NOGALES, Ariz. — Separated by a border, the message is the same on both sides: give them asylum now!
"Under the guise of public health protections, based on the COVID-19 pandemic, the border has essentially been shut."
Alexandra Miller, an immigration attorney, joined activists at the border wall in Nogales.
"Over the past few months I've continued to attempt to accompany migrants at the border."
Miller said she'll go into Mexico and accompany migrants, some who've traveled from across oceans, through several countries to the checkpoint in Nogales.
There, she said, they'll arrive at a moment of truth: they either get asylum in the U.S. or not.
Miller said, since the pandemic started, the answer from U.S. Customs and Border Patrol agents has been a firm: no.
"They tell us that no exceptions can be made."
Miller and other activists contend the U.S. can offer protection to migrants and still keep Americans safe.
"There are ways to protect our public health without infringing on the rights of migrants and asylum seekers."
One woman, who traveled from southern Mexico, said she's fleeing cartel violence after they targeted her home.
She said she came in march before the pandemic.
Another migrant, from Guatemala, said she's been trying to seek asylum since February.
The Mexican woman said she came to Nogales with her young son.
The woman from Guatemala said she came with her husband and two children.
For their part, U.S. Customs and Border Protection said illegal immigration continues despite the pandemic.
At a press conference on Thursday, CBP Commissioner Mark Morgan reiterated the agency's policy of suspending asylum processing as a measure to protect Americans.

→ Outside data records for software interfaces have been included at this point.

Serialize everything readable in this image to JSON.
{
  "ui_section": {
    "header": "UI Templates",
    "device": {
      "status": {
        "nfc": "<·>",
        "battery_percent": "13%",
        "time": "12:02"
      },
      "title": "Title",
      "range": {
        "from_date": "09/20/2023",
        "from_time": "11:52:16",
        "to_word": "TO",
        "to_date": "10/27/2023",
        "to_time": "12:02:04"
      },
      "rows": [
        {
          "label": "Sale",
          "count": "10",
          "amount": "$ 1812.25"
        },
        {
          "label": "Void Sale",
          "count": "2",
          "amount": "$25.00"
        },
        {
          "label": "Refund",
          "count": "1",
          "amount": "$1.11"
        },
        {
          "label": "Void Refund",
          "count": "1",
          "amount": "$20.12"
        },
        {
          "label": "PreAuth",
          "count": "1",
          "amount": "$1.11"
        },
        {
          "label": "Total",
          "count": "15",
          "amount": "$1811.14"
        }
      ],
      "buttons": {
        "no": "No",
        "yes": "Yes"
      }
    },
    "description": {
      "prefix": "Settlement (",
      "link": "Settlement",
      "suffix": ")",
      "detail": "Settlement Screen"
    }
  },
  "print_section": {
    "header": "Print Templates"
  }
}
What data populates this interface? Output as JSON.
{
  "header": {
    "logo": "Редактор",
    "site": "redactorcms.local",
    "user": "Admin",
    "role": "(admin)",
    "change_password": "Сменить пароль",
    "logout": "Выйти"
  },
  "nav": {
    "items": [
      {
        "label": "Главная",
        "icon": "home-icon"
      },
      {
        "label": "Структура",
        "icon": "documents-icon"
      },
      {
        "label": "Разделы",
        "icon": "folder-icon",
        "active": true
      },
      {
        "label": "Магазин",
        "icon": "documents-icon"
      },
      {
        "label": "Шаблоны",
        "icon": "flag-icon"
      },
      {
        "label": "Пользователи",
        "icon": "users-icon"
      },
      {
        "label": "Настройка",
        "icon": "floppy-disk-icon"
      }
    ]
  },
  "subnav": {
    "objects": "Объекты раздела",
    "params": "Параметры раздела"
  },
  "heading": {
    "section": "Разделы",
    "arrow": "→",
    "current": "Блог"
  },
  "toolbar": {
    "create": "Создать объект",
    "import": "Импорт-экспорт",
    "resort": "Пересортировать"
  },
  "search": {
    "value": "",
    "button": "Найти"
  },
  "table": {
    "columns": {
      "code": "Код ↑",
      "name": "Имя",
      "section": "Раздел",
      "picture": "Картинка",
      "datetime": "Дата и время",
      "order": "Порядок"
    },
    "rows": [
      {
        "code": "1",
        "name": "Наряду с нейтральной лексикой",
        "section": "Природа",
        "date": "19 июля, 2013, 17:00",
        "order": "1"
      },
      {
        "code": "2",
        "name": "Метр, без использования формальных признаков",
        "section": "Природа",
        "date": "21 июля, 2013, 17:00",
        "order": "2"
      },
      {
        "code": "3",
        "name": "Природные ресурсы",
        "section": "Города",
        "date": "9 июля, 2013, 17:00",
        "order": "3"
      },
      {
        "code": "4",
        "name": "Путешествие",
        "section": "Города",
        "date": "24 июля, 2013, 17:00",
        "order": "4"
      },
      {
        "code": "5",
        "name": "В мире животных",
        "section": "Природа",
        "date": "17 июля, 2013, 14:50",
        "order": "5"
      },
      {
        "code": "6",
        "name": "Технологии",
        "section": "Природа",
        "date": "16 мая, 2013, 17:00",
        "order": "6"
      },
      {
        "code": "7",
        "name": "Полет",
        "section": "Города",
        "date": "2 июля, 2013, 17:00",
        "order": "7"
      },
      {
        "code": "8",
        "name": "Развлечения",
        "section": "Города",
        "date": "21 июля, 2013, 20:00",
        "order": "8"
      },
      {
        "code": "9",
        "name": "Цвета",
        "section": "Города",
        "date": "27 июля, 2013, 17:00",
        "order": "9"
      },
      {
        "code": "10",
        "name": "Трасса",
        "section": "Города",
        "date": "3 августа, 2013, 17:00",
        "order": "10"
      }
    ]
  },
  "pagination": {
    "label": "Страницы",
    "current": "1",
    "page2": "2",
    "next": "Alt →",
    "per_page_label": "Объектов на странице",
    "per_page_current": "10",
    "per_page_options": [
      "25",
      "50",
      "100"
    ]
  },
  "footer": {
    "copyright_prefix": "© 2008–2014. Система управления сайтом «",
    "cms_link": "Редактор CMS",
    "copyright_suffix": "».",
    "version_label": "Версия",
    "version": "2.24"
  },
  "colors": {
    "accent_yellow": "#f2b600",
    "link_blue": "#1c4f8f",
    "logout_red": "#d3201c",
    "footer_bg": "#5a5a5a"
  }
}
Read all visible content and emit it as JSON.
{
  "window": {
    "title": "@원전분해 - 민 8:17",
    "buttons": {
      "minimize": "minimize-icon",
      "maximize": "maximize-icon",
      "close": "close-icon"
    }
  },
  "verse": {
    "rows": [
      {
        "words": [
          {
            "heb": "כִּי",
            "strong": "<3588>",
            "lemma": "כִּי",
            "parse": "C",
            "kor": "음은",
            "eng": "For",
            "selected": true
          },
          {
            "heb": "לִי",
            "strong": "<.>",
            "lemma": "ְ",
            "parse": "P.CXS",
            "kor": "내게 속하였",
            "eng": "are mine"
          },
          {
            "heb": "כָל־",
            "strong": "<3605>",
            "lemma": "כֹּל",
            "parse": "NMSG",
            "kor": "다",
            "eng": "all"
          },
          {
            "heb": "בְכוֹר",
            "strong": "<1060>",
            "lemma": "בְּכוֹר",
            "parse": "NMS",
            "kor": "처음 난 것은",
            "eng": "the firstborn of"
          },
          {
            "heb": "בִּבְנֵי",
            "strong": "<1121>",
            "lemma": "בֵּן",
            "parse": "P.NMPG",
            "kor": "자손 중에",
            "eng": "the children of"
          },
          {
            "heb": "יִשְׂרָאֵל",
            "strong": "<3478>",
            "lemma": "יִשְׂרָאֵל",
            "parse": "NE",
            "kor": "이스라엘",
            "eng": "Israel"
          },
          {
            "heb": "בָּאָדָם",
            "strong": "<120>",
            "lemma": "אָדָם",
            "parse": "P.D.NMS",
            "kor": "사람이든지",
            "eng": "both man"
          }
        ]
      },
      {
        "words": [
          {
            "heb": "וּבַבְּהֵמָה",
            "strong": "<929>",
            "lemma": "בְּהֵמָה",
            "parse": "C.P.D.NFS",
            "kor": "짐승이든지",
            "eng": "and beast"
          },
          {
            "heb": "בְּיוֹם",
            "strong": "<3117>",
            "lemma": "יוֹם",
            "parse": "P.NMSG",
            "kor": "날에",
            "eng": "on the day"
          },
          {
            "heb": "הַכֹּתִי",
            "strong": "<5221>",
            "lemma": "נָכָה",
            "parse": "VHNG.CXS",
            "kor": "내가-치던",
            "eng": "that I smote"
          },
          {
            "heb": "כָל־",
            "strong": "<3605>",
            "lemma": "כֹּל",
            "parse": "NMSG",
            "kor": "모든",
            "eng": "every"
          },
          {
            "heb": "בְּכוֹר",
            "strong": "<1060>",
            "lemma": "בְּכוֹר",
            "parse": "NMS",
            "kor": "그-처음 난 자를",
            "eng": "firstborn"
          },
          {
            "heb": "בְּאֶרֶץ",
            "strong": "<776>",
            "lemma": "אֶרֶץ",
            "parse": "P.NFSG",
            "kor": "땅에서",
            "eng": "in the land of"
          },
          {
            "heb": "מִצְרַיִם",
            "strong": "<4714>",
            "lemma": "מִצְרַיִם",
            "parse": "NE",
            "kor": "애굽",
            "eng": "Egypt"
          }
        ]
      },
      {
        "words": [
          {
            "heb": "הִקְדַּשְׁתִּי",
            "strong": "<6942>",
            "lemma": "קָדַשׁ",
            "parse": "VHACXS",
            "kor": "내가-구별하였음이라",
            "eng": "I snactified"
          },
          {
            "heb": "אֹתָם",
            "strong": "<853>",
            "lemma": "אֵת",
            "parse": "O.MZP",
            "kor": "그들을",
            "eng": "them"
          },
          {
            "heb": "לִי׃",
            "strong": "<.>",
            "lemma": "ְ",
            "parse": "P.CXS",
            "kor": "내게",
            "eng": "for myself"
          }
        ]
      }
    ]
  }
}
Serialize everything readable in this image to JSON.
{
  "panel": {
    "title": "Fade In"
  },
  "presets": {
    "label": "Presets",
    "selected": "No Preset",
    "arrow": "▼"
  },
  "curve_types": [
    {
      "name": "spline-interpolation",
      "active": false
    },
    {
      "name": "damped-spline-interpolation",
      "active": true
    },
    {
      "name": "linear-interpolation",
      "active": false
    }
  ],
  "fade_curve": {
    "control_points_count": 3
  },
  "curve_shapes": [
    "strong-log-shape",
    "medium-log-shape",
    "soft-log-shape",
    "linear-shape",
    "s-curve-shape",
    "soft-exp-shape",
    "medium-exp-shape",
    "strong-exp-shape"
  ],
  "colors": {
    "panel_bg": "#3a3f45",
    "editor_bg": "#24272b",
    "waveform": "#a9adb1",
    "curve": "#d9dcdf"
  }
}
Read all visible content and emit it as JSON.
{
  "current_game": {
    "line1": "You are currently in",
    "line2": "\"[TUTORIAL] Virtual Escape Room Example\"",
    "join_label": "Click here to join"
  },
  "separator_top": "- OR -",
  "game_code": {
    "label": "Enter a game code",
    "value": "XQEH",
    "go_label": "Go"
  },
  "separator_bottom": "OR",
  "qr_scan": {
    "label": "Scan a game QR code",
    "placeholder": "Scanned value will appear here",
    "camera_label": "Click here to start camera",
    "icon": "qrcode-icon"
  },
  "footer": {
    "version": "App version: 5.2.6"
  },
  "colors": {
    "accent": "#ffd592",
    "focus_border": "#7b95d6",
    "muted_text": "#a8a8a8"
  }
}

"Migrants continue to ignore their country's 'stay-at-home' guidance as well as they continue to ignore the guidance of global medical experts."